_Source information_
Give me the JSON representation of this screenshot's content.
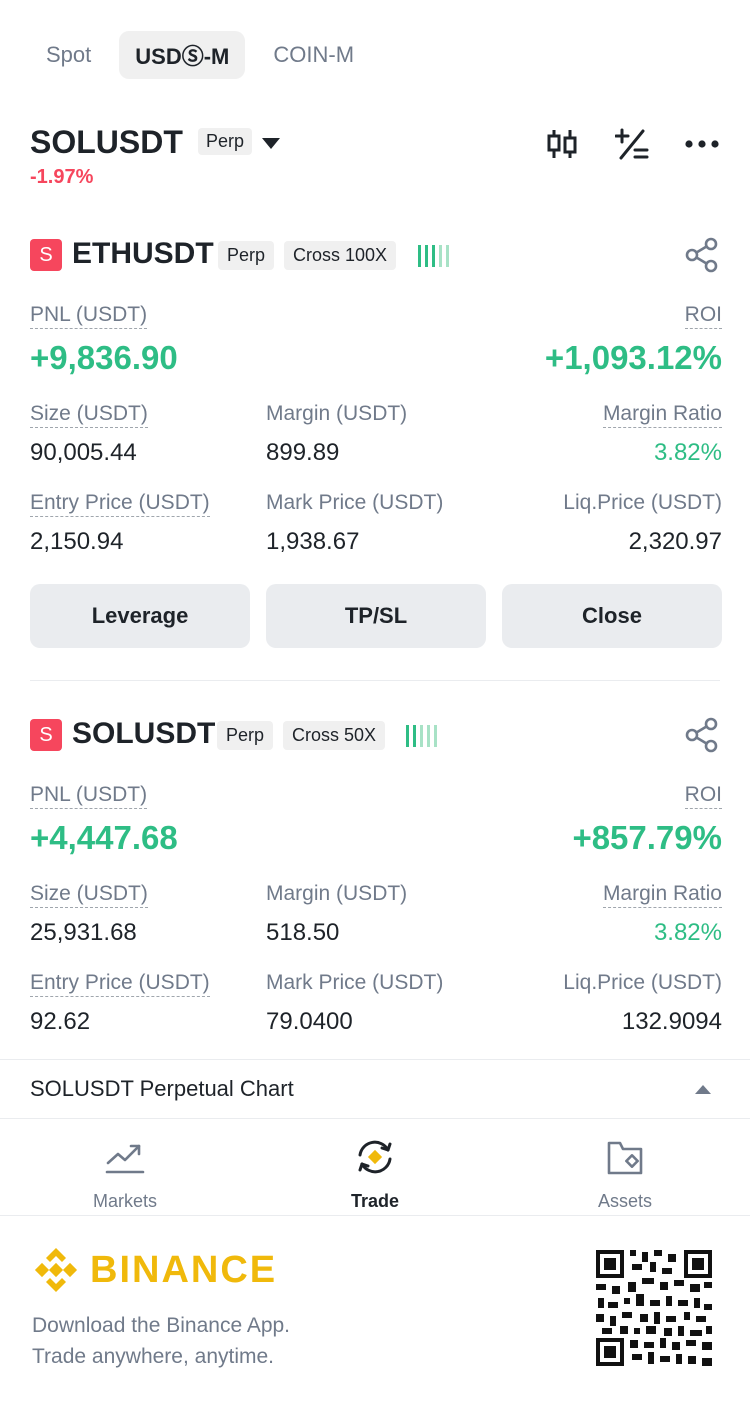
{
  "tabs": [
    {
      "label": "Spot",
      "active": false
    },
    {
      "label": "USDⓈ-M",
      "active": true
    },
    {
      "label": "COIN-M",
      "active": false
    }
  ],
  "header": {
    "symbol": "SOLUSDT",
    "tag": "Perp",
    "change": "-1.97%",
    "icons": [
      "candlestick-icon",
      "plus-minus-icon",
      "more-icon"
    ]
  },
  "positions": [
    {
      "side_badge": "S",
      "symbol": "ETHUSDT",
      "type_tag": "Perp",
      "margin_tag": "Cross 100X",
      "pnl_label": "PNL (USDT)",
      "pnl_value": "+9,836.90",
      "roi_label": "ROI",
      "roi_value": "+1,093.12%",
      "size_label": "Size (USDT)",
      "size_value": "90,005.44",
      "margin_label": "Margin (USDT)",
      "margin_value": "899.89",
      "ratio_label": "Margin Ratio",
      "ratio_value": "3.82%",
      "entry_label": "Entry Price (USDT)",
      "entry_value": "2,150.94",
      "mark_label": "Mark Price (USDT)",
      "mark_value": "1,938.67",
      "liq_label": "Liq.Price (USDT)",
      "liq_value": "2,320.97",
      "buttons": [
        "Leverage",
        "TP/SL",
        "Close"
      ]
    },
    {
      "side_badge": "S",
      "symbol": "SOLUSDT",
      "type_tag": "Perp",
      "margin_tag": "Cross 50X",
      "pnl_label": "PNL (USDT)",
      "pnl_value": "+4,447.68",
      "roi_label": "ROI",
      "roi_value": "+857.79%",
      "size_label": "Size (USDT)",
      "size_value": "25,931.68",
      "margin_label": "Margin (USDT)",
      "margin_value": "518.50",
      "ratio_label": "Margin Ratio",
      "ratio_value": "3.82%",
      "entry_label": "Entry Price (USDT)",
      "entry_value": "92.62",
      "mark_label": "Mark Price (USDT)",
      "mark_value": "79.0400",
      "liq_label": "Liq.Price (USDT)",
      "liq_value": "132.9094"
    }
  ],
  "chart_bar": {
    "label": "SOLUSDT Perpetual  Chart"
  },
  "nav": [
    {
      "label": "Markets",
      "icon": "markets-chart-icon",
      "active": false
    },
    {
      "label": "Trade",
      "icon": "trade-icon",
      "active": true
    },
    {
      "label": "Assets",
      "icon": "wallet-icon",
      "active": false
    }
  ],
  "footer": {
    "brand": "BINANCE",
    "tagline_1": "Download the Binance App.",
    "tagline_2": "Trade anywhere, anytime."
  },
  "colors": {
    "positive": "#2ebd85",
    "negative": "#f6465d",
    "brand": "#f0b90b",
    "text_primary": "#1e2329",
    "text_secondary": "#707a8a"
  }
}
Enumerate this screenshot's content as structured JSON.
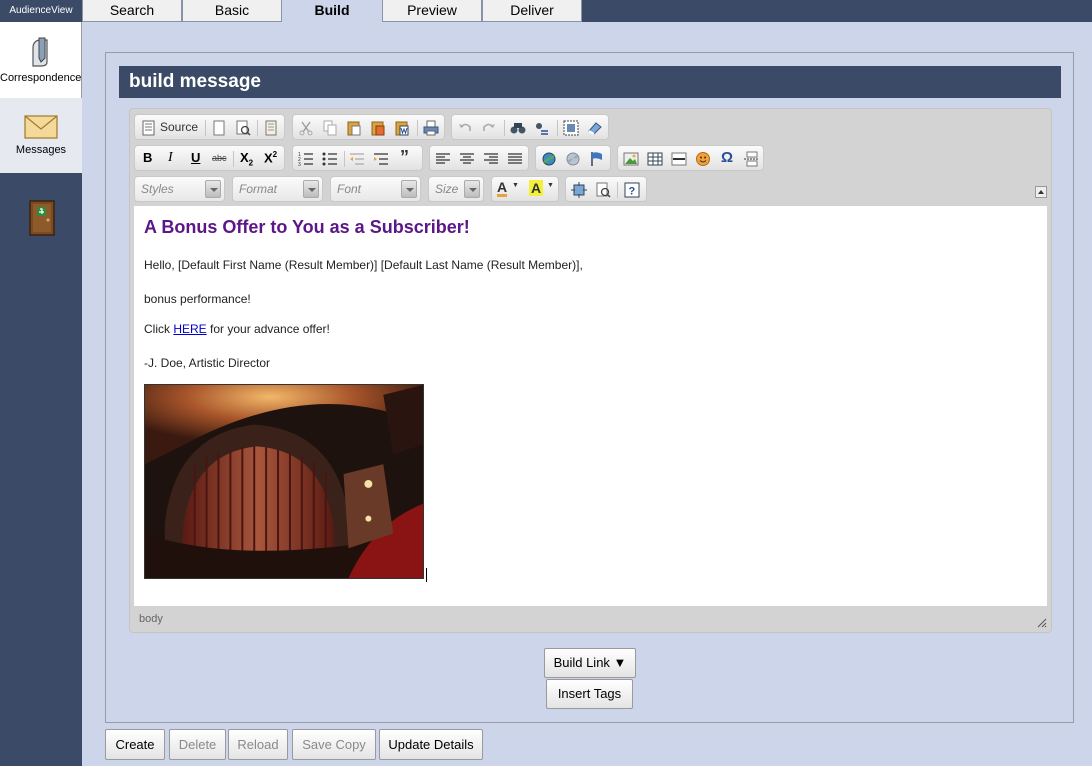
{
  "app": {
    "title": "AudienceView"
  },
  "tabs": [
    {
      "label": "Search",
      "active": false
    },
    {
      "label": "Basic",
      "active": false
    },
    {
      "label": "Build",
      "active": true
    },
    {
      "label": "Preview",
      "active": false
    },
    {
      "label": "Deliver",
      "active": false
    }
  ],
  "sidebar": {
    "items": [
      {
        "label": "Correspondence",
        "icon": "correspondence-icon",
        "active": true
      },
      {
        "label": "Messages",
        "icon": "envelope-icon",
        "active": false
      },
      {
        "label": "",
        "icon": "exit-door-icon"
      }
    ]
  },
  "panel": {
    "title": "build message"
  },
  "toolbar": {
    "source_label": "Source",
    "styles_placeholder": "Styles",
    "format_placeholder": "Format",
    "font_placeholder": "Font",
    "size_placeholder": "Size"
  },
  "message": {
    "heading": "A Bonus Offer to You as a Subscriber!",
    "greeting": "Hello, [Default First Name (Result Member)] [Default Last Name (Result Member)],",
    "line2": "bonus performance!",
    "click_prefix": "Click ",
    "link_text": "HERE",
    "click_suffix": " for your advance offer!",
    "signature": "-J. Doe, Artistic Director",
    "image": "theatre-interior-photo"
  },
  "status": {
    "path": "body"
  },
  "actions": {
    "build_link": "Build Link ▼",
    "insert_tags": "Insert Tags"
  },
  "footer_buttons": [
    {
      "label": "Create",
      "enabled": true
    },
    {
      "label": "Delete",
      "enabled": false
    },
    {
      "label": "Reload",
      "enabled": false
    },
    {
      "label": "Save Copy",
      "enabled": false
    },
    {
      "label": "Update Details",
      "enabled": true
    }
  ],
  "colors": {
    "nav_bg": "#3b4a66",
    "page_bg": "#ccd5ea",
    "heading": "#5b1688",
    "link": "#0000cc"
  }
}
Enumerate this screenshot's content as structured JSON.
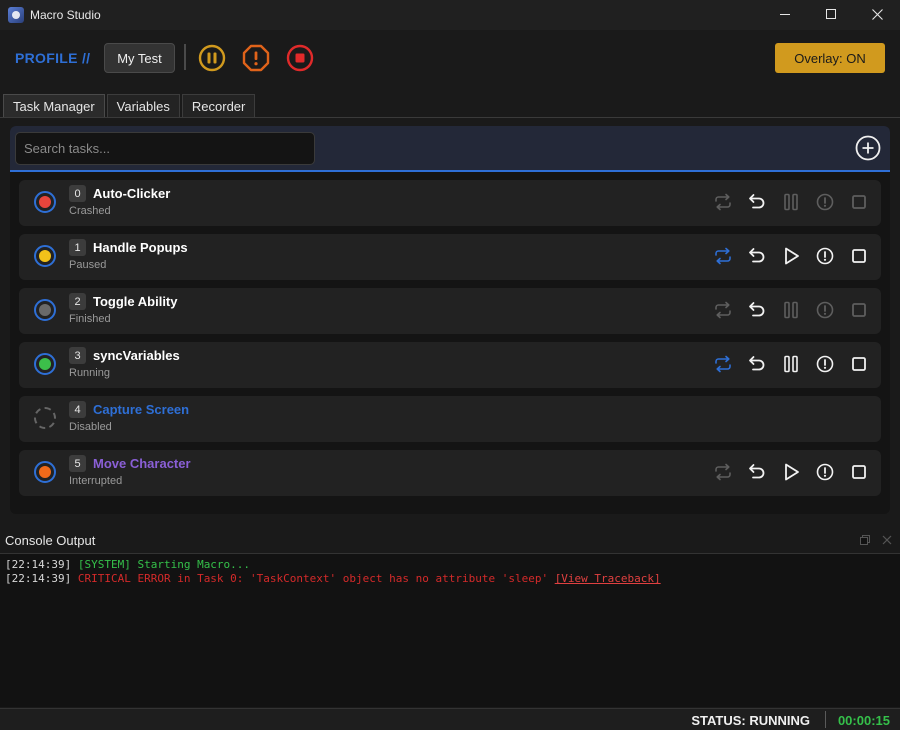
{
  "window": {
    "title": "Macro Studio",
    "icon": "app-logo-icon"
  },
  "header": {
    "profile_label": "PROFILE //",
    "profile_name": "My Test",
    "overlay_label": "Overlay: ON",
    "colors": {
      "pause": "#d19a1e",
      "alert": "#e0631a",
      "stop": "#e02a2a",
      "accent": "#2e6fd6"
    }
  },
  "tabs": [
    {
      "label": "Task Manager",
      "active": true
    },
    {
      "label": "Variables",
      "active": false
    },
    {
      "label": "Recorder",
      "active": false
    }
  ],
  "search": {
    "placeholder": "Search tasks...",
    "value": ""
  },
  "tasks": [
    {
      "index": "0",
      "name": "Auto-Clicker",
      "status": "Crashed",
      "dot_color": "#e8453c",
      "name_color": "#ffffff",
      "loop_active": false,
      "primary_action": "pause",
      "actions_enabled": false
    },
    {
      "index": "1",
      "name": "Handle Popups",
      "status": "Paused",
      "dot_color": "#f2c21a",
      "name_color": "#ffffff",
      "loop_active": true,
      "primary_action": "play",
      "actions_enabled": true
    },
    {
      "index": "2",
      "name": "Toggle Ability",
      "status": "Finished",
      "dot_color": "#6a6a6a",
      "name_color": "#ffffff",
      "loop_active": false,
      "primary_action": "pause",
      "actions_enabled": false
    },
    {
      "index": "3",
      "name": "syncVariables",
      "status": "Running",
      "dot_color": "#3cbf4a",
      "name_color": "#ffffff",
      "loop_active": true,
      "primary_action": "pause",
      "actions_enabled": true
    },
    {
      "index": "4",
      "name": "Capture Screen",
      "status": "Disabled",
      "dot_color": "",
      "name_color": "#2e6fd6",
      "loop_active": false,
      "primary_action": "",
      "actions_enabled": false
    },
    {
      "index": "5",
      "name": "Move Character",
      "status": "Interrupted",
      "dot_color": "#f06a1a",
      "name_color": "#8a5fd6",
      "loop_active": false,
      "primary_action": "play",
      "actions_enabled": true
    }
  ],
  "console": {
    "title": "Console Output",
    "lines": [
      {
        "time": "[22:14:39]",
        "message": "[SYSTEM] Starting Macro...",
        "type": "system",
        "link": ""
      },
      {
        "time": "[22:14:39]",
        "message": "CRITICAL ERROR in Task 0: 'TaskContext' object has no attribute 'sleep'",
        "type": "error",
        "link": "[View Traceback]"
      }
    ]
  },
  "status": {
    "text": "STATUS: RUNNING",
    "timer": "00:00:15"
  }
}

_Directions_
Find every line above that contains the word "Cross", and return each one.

_Output of the exercise_
      "margin_tag": "Cross 100X",
      "margin_tag": "Cross 50X",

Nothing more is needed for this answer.